Mortgage bankers and broker-dealers are strongly opposing the so-called “cram-down” amendment – allowing judges to modify mortgage terms in bankruptcy cases. The amendment is now attached to a broader financial reform bill in the House that may come to a vote today. The controversial provision, introduced by Rep. John Conyers, D-Michigan, chairman of the House Judiciary Committee, would allow bankruptcy courts to reduce mortgage interest rates, adjust principal balances or extend the term lengths of mortgages to rescue homeowners who face foreclosure.

Obama Administration officials are considering a mechanism for re-shifting bailout money to rescue small businesses still mired in a tight credit market. The strategy for refocusing bailout funds will likely, to some extent, come from a host of ideas presented to President Obama seven days ago in a report by the U.S. Treasury titled, “Small Business Financing Forum.”

Speaking before the bailout program’s Congressional Oversight Panel, U.S. Treasury Secretary Timothy Geithner defended his extension of the program through October by outlining a four-part exit strategy he called crucial to economic recovery. “I can report significant improvements in our financial markets and economy, as well as the positive financial results” of the bailout programs, Geithner said. “However, our job is far from finished. History suggests that exiting too soon from policies designed to contain a financial crisis can significantly prolong an economic downturn.”

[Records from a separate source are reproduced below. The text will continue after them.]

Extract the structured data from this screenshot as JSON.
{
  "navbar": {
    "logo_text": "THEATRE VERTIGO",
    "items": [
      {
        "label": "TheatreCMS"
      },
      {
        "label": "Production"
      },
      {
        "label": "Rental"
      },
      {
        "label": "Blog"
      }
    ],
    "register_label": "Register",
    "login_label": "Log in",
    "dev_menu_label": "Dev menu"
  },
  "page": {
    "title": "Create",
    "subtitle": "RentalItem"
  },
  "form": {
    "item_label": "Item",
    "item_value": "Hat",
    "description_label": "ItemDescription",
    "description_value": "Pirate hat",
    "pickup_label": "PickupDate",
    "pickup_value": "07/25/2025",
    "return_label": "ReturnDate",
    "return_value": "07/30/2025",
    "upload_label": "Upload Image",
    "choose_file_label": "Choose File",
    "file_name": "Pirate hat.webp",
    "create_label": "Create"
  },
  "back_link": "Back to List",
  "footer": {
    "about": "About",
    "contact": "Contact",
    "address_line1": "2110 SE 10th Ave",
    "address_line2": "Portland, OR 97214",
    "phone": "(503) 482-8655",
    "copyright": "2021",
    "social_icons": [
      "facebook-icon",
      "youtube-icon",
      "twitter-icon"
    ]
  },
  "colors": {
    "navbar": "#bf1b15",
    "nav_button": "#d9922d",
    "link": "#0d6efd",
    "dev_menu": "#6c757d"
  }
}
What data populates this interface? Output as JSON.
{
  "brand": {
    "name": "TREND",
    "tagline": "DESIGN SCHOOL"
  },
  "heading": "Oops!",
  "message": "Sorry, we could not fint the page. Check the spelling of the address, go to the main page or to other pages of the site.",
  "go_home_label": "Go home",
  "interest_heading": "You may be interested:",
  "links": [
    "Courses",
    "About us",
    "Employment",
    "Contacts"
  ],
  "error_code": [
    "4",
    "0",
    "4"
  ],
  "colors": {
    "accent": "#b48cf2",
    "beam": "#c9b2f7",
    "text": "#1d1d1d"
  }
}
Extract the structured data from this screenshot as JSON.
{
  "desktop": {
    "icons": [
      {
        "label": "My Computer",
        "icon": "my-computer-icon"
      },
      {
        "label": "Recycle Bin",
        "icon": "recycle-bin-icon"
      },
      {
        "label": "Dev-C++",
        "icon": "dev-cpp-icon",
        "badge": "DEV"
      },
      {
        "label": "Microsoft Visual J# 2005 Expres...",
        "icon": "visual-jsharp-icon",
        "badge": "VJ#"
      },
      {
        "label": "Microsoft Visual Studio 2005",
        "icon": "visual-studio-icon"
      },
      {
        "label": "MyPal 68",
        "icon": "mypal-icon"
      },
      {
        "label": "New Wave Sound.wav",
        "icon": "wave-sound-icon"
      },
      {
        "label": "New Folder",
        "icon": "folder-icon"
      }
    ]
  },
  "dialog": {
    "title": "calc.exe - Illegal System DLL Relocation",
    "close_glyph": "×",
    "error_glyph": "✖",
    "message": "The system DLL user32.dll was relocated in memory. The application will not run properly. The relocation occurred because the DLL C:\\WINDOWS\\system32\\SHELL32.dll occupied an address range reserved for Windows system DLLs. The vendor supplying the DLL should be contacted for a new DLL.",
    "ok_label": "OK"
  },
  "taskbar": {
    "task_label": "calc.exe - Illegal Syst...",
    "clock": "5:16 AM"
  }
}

Foreclosure filings — default notices, scheduled auctions and bank repossessions — hit 306,627 U.S. properties in November, the ninth straight month of 300,000-plus filings, reported RealtyTrac, an online marketplace for foreclosures. One in every 417 U.S. housing units received a foreclosure filing in November, the report said.